EXERCISE PROMPT = Among the entries that follow, find the lines containing the string "ylabel" and copy them.

RECORDED INFORMATION =

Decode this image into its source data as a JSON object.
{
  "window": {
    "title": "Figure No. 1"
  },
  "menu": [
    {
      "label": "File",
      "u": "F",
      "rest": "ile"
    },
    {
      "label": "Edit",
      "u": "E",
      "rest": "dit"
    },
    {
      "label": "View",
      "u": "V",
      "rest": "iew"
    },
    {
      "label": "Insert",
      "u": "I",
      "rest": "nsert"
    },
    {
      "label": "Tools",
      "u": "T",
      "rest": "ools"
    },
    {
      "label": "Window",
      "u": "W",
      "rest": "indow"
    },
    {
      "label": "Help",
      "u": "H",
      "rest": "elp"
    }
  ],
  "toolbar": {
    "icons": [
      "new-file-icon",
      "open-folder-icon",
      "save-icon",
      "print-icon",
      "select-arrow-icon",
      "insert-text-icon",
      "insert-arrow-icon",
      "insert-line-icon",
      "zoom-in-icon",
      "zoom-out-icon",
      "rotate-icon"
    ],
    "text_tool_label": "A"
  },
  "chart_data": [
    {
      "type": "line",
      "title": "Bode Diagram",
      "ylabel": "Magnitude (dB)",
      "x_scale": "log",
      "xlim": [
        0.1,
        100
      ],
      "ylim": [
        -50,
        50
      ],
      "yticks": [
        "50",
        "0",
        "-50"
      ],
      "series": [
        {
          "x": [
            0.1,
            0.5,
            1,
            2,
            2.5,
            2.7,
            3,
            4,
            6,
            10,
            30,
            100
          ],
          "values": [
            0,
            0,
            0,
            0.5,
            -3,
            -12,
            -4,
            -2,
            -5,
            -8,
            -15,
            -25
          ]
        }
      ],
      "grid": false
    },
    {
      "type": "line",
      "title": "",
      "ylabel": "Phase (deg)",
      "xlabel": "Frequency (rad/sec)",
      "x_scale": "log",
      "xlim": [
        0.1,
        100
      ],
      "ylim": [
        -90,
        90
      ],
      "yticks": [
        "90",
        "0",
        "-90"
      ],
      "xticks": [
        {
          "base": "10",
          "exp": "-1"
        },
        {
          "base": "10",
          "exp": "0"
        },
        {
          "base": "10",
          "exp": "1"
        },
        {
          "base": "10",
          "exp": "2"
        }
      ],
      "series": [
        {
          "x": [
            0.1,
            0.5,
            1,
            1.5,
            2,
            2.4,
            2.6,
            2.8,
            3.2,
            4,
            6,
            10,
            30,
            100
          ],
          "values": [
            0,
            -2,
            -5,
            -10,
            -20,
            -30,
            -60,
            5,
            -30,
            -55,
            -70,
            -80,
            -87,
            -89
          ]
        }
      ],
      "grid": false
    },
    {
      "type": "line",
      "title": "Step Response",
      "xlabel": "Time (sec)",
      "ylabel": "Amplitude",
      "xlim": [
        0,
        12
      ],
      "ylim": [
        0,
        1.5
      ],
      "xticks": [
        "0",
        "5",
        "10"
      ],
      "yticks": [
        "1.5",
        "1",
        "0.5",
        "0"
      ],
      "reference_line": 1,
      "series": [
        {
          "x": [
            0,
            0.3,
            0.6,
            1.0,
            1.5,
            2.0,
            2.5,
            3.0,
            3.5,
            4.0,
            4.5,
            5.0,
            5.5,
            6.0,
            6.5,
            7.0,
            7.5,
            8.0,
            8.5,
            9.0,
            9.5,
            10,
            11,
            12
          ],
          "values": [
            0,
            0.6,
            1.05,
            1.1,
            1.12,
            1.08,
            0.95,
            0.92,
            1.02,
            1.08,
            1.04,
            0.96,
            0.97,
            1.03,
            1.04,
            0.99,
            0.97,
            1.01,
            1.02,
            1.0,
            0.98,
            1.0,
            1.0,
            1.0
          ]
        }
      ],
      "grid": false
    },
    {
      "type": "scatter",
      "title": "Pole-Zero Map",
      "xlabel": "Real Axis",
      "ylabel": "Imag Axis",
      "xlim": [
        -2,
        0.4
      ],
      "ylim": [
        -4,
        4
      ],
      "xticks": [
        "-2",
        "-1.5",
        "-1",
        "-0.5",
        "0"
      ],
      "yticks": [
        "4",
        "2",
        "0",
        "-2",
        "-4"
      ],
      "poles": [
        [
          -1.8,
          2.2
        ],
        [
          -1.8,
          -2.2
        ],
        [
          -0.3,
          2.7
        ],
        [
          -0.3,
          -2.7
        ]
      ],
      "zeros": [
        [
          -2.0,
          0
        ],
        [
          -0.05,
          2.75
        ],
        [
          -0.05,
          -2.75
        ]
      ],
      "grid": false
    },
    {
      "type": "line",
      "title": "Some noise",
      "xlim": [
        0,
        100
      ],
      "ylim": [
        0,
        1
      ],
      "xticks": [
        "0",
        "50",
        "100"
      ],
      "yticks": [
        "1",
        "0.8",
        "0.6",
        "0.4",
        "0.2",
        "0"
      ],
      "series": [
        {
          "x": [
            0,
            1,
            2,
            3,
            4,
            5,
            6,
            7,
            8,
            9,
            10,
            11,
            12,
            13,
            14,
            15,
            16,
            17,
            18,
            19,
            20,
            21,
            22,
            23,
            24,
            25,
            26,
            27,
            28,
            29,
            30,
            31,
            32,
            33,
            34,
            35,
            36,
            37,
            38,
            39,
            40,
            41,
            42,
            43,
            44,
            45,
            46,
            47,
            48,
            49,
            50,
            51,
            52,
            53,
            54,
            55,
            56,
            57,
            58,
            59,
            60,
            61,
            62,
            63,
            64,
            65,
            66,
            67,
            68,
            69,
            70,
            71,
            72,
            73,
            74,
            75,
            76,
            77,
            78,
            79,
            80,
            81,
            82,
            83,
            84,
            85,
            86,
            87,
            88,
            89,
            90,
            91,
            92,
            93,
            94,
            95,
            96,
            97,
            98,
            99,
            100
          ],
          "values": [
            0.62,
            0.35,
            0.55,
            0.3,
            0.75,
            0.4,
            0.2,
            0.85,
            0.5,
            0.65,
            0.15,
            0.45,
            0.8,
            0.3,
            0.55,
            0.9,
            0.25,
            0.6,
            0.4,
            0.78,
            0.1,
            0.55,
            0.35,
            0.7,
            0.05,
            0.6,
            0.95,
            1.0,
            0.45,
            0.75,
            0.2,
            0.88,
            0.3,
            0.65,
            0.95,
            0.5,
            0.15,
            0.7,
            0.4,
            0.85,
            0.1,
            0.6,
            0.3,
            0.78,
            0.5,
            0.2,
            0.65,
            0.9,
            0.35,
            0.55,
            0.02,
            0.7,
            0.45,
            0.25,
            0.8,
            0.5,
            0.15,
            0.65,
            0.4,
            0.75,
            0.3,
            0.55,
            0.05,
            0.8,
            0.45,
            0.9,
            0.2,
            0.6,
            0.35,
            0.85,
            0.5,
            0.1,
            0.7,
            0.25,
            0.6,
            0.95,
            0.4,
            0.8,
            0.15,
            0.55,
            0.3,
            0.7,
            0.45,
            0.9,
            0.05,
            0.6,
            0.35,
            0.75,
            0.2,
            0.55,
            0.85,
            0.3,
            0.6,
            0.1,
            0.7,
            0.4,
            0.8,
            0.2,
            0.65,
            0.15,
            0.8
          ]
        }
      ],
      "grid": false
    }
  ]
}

EXPECTED ANSWER =
      "ylabel": "Magnitude (dB)",
      "ylabel": "Phase (deg)",
      "ylabel": "Amplitude",
      "ylabel": "Imag Axis",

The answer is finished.